# [What you should do]
Wherever the word "true" shows up in the data, report the line it sits in.

(Data items)
________________________
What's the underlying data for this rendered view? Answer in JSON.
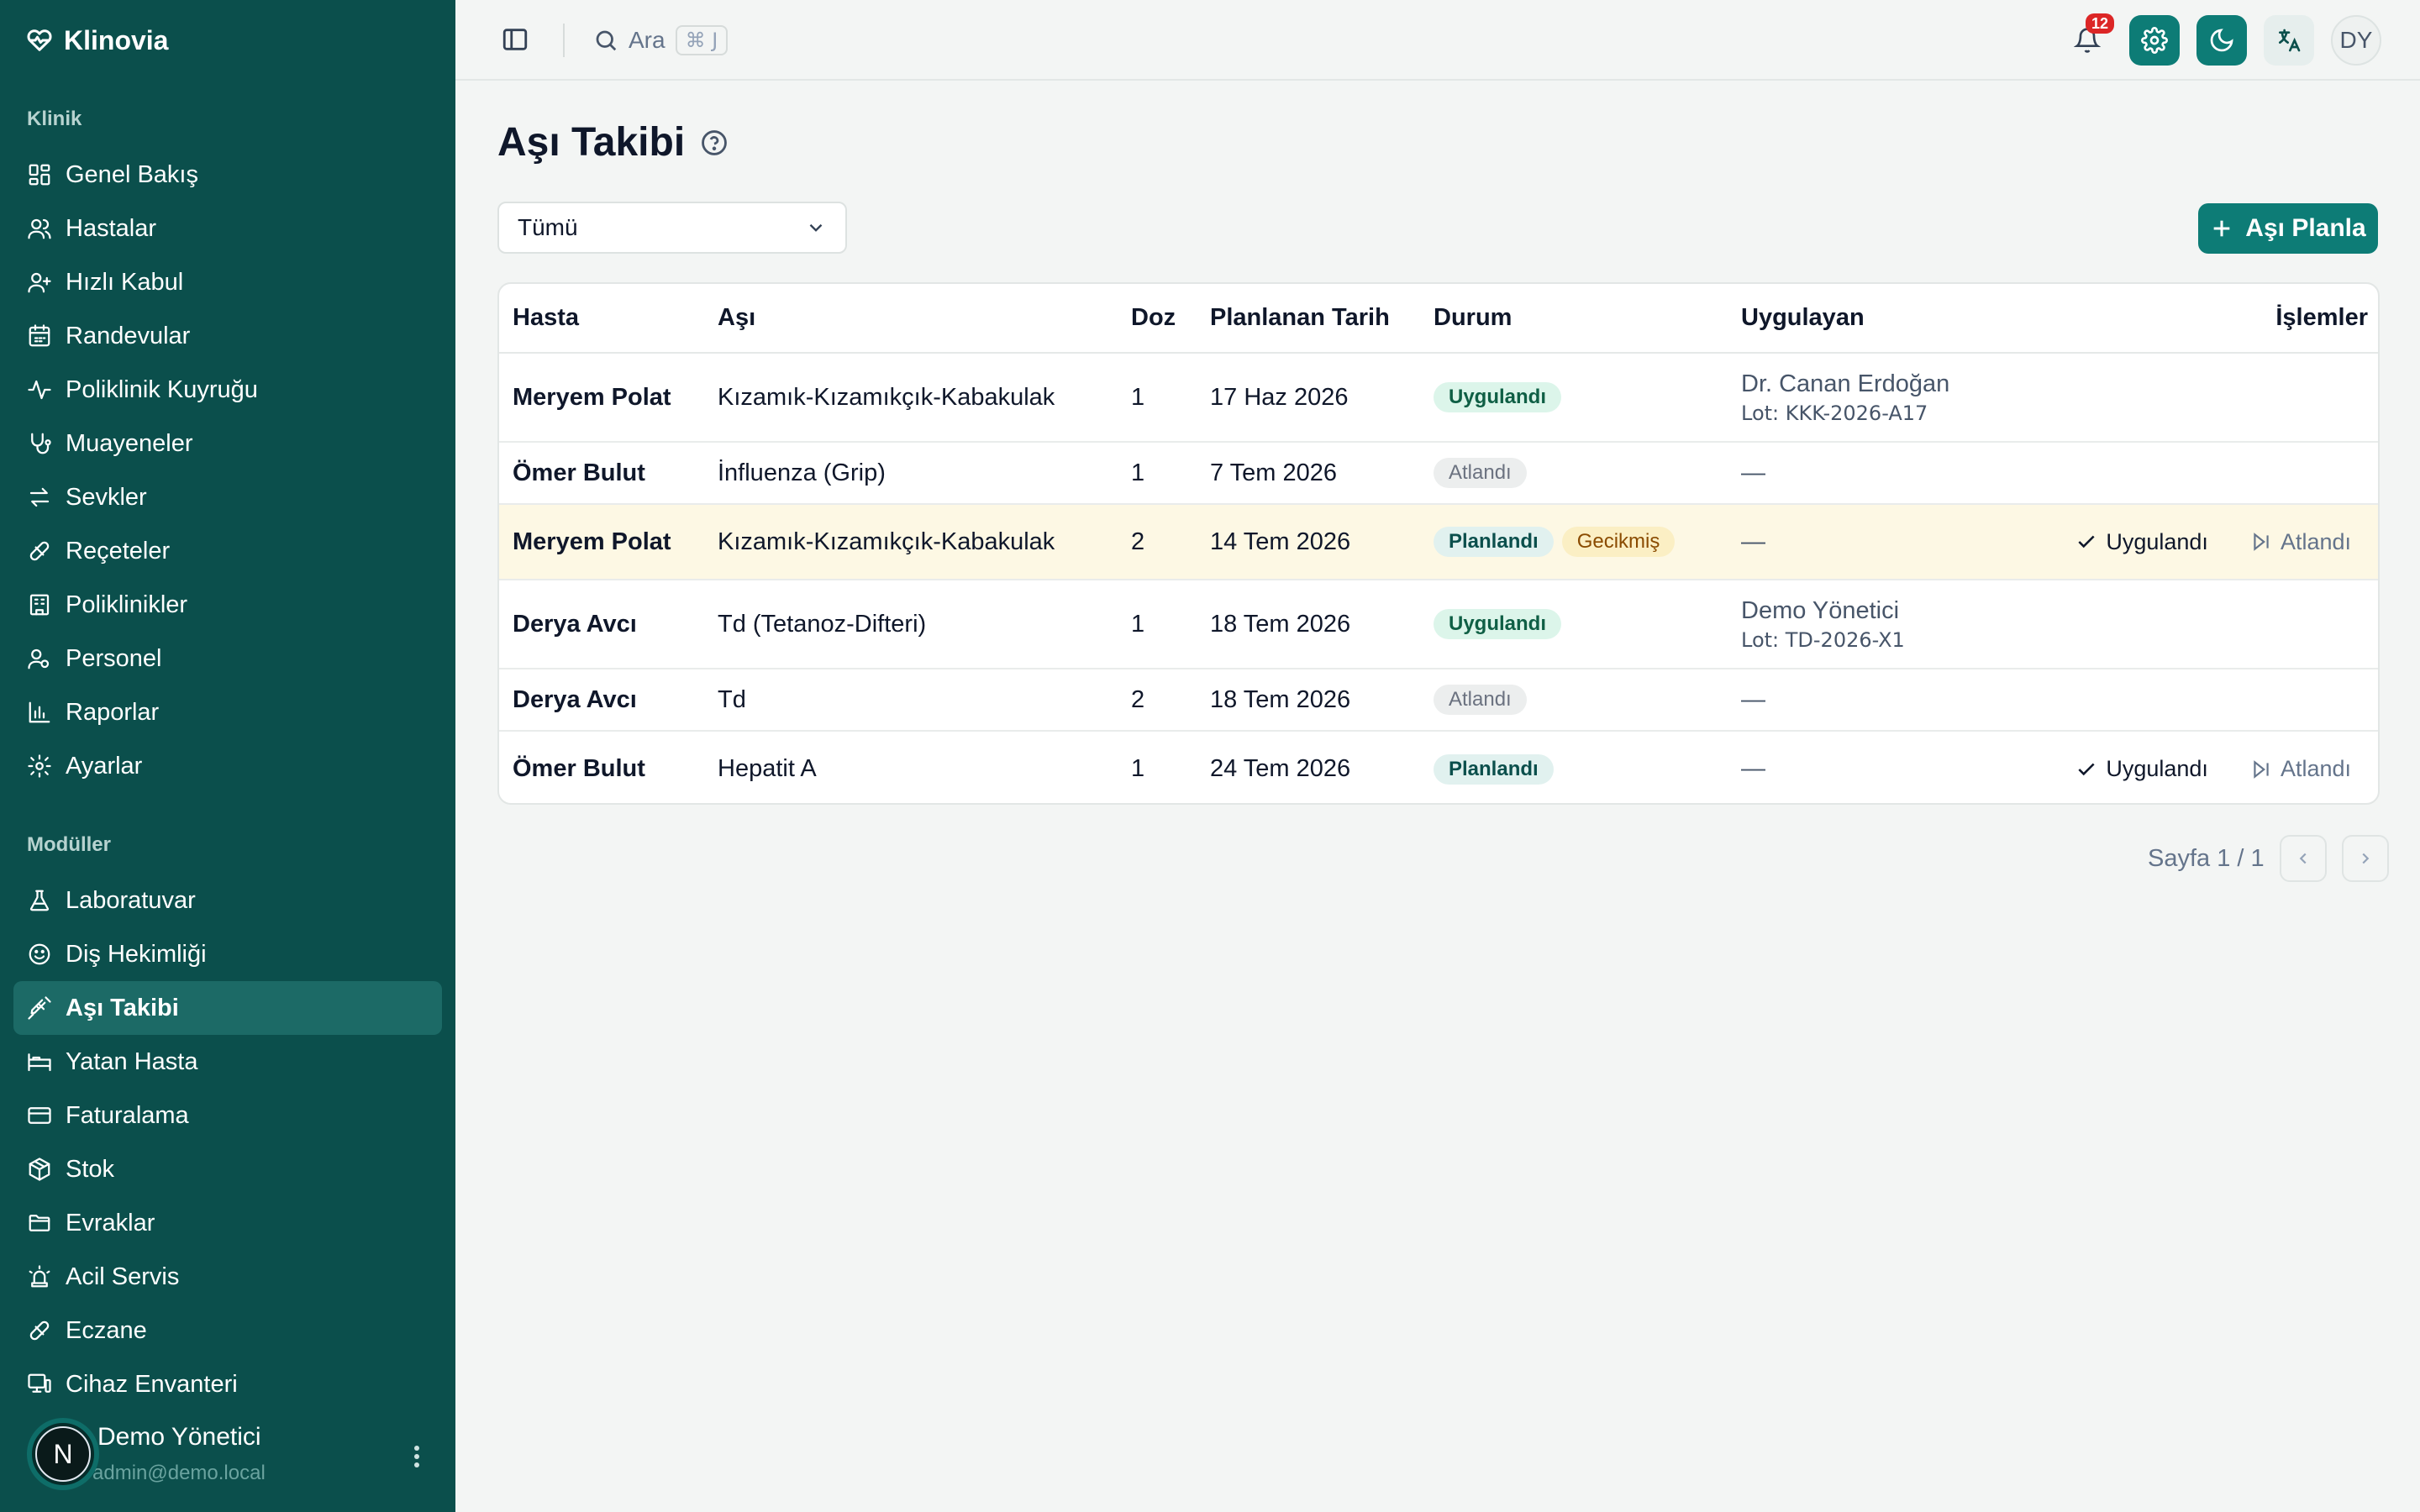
{
  "app": {
    "name": "Klinovia"
  },
  "sidebar": {
    "section_clinic": "Klinik",
    "clinic_items": [
      {
        "label": "Genel Bakış",
        "icon": "dashboard-icon"
      },
      {
        "label": "Hastalar",
        "icon": "users-icon"
      },
      {
        "label": "Hızlı Kabul",
        "icon": "user-plus-icon"
      },
      {
        "label": "Randevular",
        "icon": "calendar-icon"
      },
      {
        "label": "Poliklinik Kuyruğu",
        "icon": "activity-icon"
      },
      {
        "label": "Muayeneler",
        "icon": "stethoscope-icon"
      },
      {
        "label": "Sevkler",
        "icon": "transfer-icon"
      },
      {
        "label": "Reçeteler",
        "icon": "pill-icon"
      },
      {
        "label": "Poliklinikler",
        "icon": "building-icon"
      },
      {
        "label": "Personel",
        "icon": "staff-icon"
      },
      {
        "label": "Raporlar",
        "icon": "chart-icon"
      },
      {
        "label": "Ayarlar",
        "icon": "gear-icon"
      }
    ],
    "section_modules": "Modüller",
    "module_items": [
      {
        "label": "Laboratuvar",
        "icon": "flask-icon"
      },
      {
        "label": "Diş Hekimliği",
        "icon": "smile-icon"
      },
      {
        "label": "Aşı Takibi",
        "icon": "syringe-icon",
        "active": true
      },
      {
        "label": "Yatan Hasta",
        "icon": "bed-icon"
      },
      {
        "label": "Faturalama",
        "icon": "credit-card-icon"
      },
      {
        "label": "Stok",
        "icon": "package-icon"
      },
      {
        "label": "Evraklar",
        "icon": "folder-icon"
      },
      {
        "label": "Acil Servis",
        "icon": "siren-icon"
      },
      {
        "label": "Eczane",
        "icon": "pill-icon"
      },
      {
        "label": "Cihaz Envanteri",
        "icon": "monitor-icon"
      }
    ],
    "user": {
      "initial": "N",
      "name": "Demo Yönetici",
      "email": "admin@demo.local"
    }
  },
  "header": {
    "search_label": "Ara",
    "search_shortcut": "⌘ J",
    "notification_count": "12",
    "avatar_initials": "DY"
  },
  "main": {
    "title": "Aşı Takibi",
    "filter_value": "Tümü",
    "primary_button": "Aşı Planla",
    "columns": [
      "Hasta",
      "Aşı",
      "Doz",
      "Planlanan Tarih",
      "Durum",
      "Uygulayan",
      "İşlemler"
    ],
    "rows": [
      {
        "patient": "Meryem Polat",
        "vaccine": "Kızamık-Kızamıkçık-Kabakulak",
        "dose": "1",
        "date": "17 Haz 2026",
        "statuses": [
          {
            "label": "Uygulandı",
            "kind": "green"
          }
        ],
        "by": "Dr. Canan Erdoğan",
        "lot": "Lot: KKK-2026-A17",
        "actions": false,
        "highlight": false
      },
      {
        "patient": "Ömer Bulut",
        "vaccine": "İnfluenza (Grip)",
        "dose": "1",
        "date": "7 Tem 2026",
        "statuses": [
          {
            "label": "Atlandı",
            "kind": "gray"
          }
        ],
        "by": "—",
        "lot": "",
        "actions": false,
        "highlight": false
      },
      {
        "patient": "Meryem Polat",
        "vaccine": "Kızamık-Kızamıkçık-Kabakulak",
        "dose": "2",
        "date": "14 Tem 2026",
        "statuses": [
          {
            "label": "Planlandı",
            "kind": "teal"
          },
          {
            "label": "Gecikmiş",
            "kind": "amber"
          }
        ],
        "by": "—",
        "lot": "",
        "actions": true,
        "highlight": true
      },
      {
        "patient": "Derya Avcı",
        "vaccine": "Td (Tetanoz-Difteri)",
        "dose": "1",
        "date": "18 Tem 2026",
        "statuses": [
          {
            "label": "Uygulandı",
            "kind": "green"
          }
        ],
        "by": "Demo Yönetici",
        "lot": "Lot: TD-2026-X1",
        "actions": false,
        "highlight": false
      },
      {
        "patient": "Derya Avcı",
        "vaccine": "Td",
        "dose": "2",
        "date": "18 Tem 2026",
        "statuses": [
          {
            "label": "Atlandı",
            "kind": "gray"
          }
        ],
        "by": "—",
        "lot": "",
        "actions": false,
        "highlight": false
      },
      {
        "patient": "Ömer Bulut",
        "vaccine": "Hepatit A",
        "dose": "1",
        "date": "24 Tem 2026",
        "statuses": [
          {
            "label": "Planlandı",
            "kind": "teal"
          }
        ],
        "by": "—",
        "lot": "",
        "actions": true,
        "highlight": false
      }
    ],
    "action_apply": "Uygulandı",
    "action_skip": "Atlandı",
    "pagination": "Sayfa 1 / 1"
  },
  "colors": {
    "sidebar_bg": "#0b4f4c",
    "accent": "#0d7c76",
    "highlight_row": "#fdf8e4"
  }
}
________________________
# [Output below]
        "active": true
        "actions": true,
        "highlight": true
        "actions": true,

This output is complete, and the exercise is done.